Start of Block
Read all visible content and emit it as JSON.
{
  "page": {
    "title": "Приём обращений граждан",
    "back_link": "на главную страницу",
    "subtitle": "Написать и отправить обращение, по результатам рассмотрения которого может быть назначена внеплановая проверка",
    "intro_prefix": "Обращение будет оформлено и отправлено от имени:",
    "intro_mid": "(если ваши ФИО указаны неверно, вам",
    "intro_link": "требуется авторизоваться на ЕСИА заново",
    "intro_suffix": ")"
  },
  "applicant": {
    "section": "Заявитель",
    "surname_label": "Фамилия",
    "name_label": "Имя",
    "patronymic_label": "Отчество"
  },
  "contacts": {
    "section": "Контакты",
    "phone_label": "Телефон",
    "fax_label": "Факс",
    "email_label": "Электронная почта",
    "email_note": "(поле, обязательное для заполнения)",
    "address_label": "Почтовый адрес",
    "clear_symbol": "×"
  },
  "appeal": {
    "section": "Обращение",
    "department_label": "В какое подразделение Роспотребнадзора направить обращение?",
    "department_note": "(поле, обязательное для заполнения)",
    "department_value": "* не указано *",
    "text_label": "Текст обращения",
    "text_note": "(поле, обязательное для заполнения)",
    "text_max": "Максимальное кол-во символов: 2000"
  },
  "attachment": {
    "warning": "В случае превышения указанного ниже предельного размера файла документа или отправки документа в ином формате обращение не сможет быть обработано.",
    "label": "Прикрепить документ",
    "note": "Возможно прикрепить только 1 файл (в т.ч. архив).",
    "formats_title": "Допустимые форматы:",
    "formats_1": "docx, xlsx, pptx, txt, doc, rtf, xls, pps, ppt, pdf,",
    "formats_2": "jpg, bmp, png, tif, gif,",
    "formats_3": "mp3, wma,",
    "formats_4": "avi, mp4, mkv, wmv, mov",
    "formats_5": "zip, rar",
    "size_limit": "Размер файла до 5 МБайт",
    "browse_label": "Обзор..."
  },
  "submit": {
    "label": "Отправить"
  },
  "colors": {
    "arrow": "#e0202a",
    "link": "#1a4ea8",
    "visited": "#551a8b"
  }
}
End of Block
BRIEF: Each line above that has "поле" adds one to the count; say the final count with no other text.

OUTPUT OF THE EXERCISE: 3